TRY IT
Go through the listing and state how many lines hold the string "include". Nothing else is needed.

DATA RECORDS
□ □ □ □ □ □ □

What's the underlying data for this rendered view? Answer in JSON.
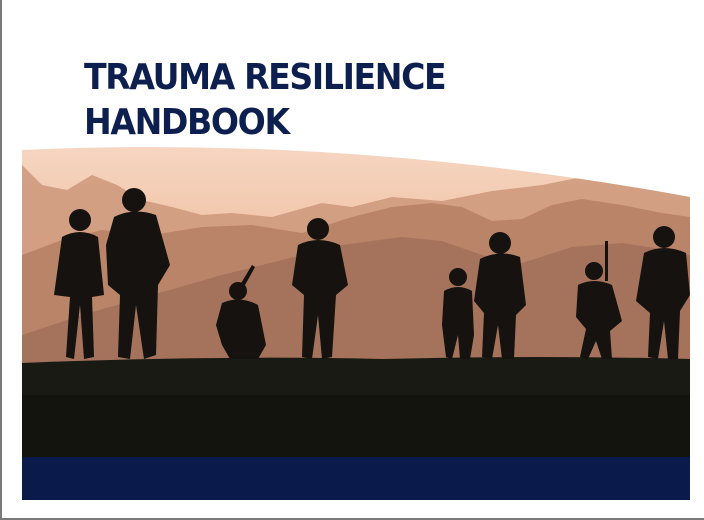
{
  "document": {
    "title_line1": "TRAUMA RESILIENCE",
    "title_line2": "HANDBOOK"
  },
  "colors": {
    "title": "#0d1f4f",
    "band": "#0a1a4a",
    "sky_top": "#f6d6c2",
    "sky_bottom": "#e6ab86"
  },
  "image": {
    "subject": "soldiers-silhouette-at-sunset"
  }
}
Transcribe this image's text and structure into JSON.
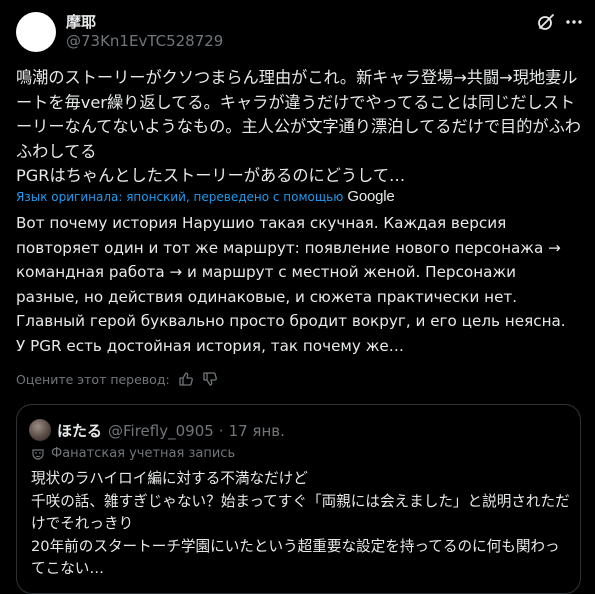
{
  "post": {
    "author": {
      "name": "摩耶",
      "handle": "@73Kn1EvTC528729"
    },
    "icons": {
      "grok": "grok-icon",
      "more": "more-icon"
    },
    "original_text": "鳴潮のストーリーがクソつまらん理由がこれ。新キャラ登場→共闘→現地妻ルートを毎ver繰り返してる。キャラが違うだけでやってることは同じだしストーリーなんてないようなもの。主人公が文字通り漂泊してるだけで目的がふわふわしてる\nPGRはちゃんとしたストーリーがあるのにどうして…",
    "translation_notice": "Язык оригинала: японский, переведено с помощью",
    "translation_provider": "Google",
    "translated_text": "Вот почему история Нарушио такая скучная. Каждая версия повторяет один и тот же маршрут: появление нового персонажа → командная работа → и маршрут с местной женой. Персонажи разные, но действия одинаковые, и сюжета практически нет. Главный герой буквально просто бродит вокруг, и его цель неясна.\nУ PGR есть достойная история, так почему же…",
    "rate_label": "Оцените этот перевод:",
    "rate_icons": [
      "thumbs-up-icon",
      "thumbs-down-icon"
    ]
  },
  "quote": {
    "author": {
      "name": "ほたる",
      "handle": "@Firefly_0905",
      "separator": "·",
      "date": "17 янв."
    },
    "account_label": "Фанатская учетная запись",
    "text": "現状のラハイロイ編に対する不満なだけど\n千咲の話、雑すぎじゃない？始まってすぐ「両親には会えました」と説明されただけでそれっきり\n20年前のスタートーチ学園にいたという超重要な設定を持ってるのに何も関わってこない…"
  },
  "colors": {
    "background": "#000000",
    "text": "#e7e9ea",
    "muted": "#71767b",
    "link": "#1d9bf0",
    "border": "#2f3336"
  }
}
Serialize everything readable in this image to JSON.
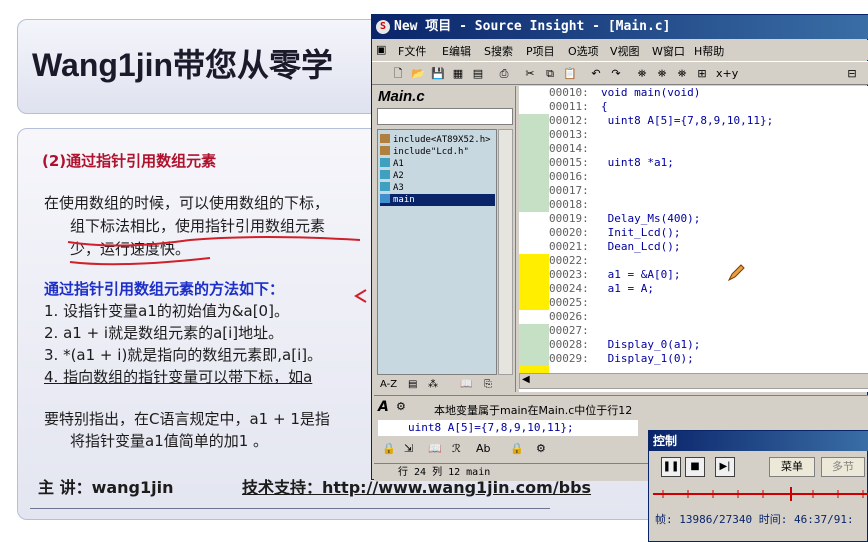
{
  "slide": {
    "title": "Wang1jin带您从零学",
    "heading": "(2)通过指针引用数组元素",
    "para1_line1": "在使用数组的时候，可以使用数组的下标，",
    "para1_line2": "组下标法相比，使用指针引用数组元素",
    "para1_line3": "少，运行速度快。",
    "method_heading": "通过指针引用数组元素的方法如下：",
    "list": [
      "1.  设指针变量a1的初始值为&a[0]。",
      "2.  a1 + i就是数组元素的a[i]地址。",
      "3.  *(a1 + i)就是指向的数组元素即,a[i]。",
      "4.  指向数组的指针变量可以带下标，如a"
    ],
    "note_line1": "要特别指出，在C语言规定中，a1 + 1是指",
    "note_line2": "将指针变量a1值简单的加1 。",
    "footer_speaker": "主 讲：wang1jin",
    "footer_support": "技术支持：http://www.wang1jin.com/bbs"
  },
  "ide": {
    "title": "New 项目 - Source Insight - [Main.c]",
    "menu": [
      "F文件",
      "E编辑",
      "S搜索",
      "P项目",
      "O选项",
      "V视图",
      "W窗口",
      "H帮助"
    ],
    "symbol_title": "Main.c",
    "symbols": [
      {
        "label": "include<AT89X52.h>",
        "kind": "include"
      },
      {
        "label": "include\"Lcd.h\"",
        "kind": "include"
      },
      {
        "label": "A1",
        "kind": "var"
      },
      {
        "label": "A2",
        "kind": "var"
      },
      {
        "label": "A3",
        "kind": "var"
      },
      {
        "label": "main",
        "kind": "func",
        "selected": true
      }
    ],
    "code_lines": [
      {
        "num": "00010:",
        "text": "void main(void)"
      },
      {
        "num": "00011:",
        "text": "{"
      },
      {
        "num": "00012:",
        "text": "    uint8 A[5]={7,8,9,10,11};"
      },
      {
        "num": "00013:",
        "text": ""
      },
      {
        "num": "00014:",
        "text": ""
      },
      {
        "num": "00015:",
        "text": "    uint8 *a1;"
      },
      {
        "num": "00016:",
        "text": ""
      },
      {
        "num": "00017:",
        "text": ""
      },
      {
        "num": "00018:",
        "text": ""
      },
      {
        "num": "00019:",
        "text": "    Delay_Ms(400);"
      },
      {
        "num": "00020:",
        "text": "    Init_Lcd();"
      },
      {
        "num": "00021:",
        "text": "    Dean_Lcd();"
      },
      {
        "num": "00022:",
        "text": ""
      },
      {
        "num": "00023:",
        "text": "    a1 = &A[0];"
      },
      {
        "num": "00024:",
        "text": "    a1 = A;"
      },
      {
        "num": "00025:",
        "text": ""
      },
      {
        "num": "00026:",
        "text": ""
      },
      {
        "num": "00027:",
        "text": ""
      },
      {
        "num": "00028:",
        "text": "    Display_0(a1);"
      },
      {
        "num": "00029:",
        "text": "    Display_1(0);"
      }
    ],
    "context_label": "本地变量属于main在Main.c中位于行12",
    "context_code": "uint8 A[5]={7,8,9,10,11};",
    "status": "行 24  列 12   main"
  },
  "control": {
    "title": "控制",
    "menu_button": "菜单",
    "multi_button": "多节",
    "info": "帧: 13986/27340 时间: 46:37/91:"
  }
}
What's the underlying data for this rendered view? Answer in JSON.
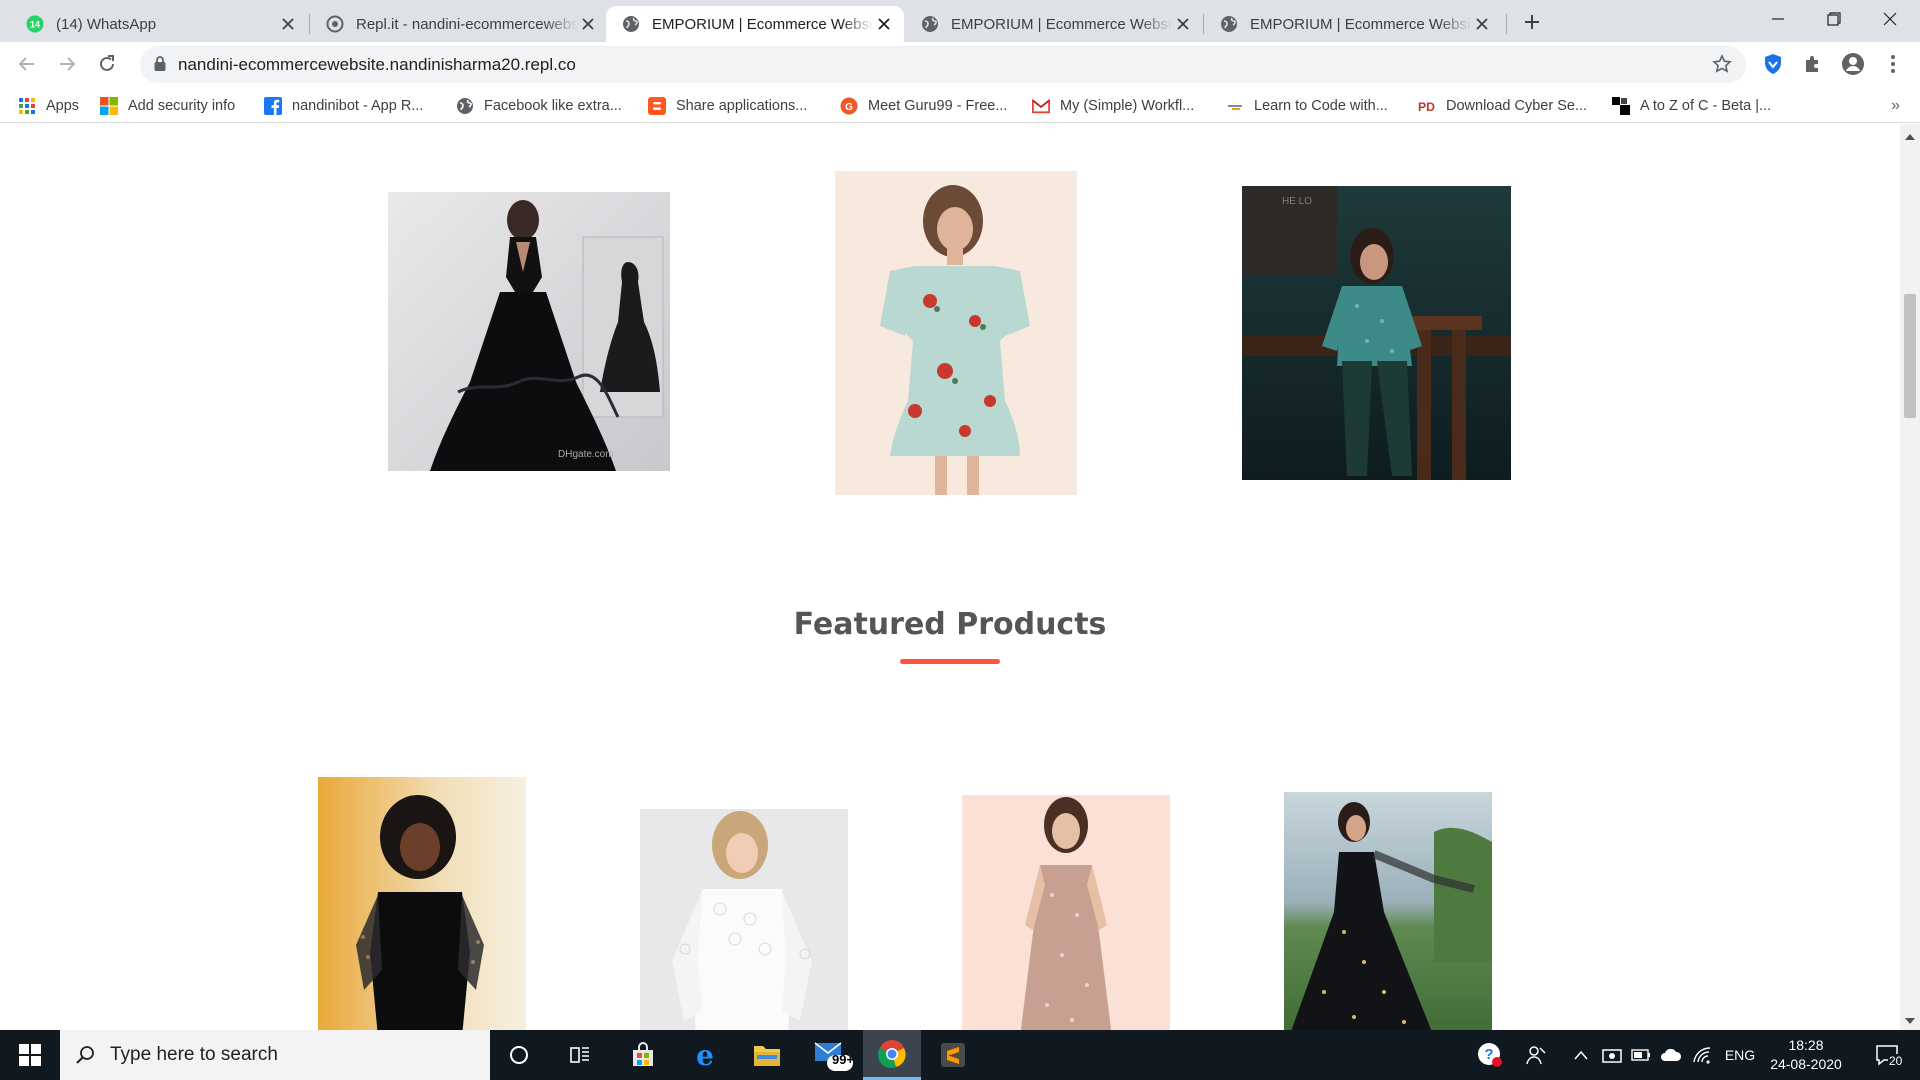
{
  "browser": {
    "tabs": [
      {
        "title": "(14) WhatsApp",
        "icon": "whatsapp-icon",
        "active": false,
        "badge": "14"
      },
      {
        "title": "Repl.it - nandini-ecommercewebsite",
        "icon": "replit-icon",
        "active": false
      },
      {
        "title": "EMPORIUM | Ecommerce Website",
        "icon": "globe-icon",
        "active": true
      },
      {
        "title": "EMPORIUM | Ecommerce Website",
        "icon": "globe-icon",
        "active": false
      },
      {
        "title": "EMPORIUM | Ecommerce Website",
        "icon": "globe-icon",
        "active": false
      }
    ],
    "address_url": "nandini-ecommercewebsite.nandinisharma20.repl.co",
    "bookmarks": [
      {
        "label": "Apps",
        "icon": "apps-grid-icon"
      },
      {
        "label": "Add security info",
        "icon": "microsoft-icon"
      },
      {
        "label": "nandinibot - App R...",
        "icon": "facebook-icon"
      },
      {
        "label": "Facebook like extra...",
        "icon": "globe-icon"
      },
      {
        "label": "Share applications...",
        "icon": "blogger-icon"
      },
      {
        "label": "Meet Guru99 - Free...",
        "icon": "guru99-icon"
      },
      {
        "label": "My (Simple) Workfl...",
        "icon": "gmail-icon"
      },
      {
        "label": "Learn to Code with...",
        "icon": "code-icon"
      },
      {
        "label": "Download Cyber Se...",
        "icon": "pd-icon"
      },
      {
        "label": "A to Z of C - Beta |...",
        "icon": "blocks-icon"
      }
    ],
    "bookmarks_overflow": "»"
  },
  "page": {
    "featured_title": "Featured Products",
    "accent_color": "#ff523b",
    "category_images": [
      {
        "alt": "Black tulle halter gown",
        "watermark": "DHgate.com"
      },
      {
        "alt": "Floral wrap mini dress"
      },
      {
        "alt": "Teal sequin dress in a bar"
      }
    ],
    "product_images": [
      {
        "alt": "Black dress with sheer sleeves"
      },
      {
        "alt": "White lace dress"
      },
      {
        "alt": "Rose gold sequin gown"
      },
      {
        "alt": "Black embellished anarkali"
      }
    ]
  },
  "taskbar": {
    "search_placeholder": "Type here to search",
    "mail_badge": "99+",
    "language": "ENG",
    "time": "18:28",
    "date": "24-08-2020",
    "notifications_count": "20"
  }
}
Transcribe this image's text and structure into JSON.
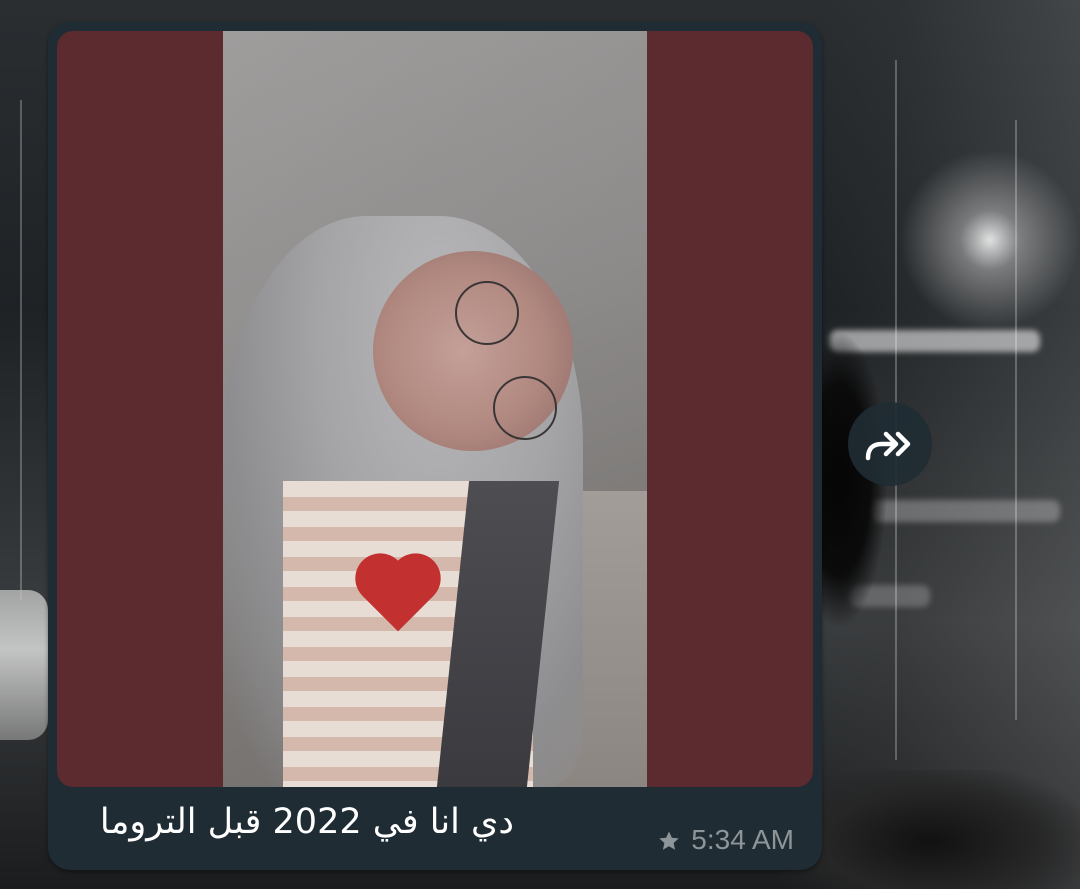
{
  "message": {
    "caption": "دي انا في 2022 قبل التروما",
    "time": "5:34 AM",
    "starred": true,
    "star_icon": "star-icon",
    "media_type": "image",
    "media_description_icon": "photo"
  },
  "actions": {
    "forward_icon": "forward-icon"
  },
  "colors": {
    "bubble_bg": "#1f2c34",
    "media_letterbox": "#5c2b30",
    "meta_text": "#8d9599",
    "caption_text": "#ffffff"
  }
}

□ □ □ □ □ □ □

RESPONSE BELOW
4